Benefits of Soy? Not As Healthy As You Think

Soy products aren't as good for you as you think

We often equate soy products with a healthy lifestyle, as they routinely replace meat counterparts with an alternative that is lower in fat and calories and more animal friendly. However, from soy milk to soy-based “burgers”, the benefits of soy products have been marketed in a fashion that has misled America.

There is no saying that soy is entirely bad — it’s not — as it is sometimes the better alternative to animal-based products. There is, however, a flip side to the so-called protein-packed savior of the vegan world. Soy has been linked to cancer prevention and cardiovascular health, but its real pull has come from being commercialized as a weight loss tool.

These health claims and assumptions about the benefits of soy don’t take into consideration the form that most Americans consume soy. The soy products we see on our plates are unlike the kind commonly prepared in Asia, where the soy is often used in its fermented form. Most of the soy that we consume is genetically modified, over-processed, and filled with chemicals to the point that it loses many of its health benefits. When processed, soy’s isoflavones biochemically change, and this change can contribute to tumor growth. Soy is also very difficult to digest after all these manipulations and can be allergenic and mucous-forming in the body. And, just to debunk a common myth, soy is not a surefire weight-loss facilitator.

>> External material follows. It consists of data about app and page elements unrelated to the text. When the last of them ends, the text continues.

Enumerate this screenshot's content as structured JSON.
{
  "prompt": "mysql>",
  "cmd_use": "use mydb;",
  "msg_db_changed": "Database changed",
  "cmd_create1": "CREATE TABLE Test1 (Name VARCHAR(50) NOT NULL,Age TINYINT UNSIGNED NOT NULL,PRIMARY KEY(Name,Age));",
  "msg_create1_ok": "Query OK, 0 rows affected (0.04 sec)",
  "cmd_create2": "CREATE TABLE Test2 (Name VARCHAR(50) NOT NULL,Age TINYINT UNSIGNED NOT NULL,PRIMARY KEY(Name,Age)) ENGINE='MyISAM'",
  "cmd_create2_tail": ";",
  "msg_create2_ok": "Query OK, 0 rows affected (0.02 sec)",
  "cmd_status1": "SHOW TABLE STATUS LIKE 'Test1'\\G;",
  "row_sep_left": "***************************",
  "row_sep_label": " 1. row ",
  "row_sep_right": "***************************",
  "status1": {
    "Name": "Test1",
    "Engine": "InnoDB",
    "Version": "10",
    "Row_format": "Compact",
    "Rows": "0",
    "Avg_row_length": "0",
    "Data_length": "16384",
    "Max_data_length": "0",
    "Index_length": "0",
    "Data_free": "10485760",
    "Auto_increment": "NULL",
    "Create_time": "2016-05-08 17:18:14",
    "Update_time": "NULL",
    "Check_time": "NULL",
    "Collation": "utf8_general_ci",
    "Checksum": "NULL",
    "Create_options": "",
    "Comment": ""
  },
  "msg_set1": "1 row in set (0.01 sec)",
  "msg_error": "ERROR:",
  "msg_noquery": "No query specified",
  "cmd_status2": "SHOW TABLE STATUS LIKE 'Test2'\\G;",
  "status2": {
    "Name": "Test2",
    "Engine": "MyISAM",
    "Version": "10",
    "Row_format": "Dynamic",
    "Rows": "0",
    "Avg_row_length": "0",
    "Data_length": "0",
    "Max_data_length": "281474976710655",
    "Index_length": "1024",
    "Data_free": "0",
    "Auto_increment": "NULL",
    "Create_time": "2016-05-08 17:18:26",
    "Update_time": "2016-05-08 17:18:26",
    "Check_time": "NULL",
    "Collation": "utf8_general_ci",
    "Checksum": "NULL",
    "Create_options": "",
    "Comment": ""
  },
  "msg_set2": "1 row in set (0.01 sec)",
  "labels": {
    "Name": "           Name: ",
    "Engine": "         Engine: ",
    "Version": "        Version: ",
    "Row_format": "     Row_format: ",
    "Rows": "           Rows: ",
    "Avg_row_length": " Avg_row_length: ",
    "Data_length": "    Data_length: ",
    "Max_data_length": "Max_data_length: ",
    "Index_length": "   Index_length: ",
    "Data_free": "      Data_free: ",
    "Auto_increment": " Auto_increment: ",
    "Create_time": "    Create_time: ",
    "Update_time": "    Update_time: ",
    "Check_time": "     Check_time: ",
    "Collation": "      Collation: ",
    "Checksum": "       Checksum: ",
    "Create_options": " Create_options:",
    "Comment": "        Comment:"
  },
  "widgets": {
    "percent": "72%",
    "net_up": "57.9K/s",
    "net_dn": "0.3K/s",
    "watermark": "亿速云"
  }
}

Steer clear of soy in all its forms, including all those prepared vegan “burgers” and “cheeses”, which are often not only soy-based but also full of other additives that, albeit vegan, are hard for your body to digest. When you do eat soy, look for organic whole soy products like edamame, miso, tofu and tempeh.

Photo Credit: Lillakanarie